Bruce Springsteen, Letter to You: As his career trajectory flared, climbed, peaked, then settled into the long tail of legacy-rock stardom, Springsteen never really stopped exploring his core concerns: the ins and outs of freedom and community, their costs and their consolations. The good news here is that Letter to You digs deeper, pondering the price of escape, love, friendship, loss, grief and jubilation, remembering friends now dead, reviving songs once abandoned. When Bruce has something big to write about, he can cut straight to your heart, even from a secluded home studio in deepest New Jersey, and he’s done it again here. With the E Street Band on fire behind him, Letter to You could be the basis of a tour to top them all for Springsteen; but even if that never comes to pass, this album is something special, a hard-rocking reminder that yes, our days on this earth are numbered — but also that love is strong as death.

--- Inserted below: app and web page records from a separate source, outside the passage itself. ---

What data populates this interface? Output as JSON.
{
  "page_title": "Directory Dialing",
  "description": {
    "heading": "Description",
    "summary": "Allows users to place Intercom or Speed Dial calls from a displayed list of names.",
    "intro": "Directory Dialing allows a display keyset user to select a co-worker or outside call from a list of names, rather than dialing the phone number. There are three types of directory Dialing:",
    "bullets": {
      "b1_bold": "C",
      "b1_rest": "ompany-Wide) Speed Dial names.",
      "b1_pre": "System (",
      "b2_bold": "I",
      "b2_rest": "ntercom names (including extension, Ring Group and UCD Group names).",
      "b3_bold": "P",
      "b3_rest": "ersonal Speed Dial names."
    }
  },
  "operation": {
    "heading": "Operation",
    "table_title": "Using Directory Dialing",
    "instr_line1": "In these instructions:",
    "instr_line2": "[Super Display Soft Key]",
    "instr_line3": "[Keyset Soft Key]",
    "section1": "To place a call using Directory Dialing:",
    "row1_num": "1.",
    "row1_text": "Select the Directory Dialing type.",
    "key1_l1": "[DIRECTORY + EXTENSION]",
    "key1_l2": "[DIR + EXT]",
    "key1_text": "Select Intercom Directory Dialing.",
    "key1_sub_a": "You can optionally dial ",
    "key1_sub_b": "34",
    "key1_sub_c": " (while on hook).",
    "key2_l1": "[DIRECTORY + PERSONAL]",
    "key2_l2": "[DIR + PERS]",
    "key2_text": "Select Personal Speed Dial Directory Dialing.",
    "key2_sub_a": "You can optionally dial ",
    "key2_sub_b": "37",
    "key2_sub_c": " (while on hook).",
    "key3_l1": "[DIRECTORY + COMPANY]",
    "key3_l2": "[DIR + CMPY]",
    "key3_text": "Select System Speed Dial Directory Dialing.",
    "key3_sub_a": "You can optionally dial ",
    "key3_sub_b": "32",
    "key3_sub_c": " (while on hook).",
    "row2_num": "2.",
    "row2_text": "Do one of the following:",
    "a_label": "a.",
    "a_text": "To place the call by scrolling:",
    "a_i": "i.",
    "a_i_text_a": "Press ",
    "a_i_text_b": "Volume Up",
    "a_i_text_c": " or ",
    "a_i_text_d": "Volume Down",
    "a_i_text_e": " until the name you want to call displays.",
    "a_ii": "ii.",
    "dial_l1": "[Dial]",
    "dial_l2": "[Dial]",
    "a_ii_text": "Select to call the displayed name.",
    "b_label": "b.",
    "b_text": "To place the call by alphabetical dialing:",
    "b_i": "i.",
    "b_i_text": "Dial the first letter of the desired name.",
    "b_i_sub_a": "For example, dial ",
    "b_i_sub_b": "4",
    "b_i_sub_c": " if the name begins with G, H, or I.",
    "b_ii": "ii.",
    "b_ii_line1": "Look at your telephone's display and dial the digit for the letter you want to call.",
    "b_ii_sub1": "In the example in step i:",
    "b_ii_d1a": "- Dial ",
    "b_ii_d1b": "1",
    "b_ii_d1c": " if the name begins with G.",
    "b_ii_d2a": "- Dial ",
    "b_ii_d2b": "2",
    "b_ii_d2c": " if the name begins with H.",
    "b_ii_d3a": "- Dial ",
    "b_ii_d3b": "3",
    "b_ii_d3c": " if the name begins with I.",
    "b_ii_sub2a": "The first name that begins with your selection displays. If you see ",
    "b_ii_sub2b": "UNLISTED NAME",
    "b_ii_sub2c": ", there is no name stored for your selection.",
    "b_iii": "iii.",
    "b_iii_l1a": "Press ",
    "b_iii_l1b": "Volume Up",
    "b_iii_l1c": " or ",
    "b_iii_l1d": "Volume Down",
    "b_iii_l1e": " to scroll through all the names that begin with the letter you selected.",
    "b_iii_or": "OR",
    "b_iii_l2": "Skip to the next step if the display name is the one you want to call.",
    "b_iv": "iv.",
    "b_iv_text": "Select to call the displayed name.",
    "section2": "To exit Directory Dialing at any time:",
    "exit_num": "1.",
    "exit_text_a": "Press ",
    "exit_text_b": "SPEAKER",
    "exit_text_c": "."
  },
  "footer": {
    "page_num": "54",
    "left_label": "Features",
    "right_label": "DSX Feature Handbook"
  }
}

Three Colours Dark, The Science of Goodbye: This new collaboration between vocalist Rachel Cohen (Karnataka, The Reasoning) and keyboardist/guitarist Jonathan Edwards (Karnataka, Panic Room) proves elegant, introspective and strangely irresistible; there’s brooding power to the music and a darkly compelling lyrical vision to match. Lured by Edwards’ lush, disconcerting settings into Cohen’s brave, quietly harrowing narratives of pain, bewilderment, and self-doubt, you wonder how you’ll make it out — which makes the album’s cathartic finale even more delicious. From claustrophobic onset to the inspiring end, The Science of Goodbye rings true as both testimony and art, as Three Colours Dark follow the light that seeps through the cracks in everything to a new day.
and my favorite new album of 2020 . . .
Revolutionary Army of the Infant Jesus, Songs of Yearning/Nocturnes: I have never before heard anything quite like this album, and found myself returning to it all year. This loose creative collective from Liverpool has pursued “echoes of the sacred” across three decades, striving to access sonic space where transcendence can invade a stiflingly measured-out world. Songs of Yearning and the limited bonus album Nocturnes (still available as a pair at Bandcamp) both stake out new territory where rumors of glory can run; brimming with rough-hewn beauty and deep mystery, pairing audacious scope with quiet, insistent appeal, this music is primal and postmodern in the same eternal instant. As the idols of prosperity and progress continue to totter around us, RAIJ’s latest feels like genuinely good news — a sacramental transmission from, then back to, the heart of creation.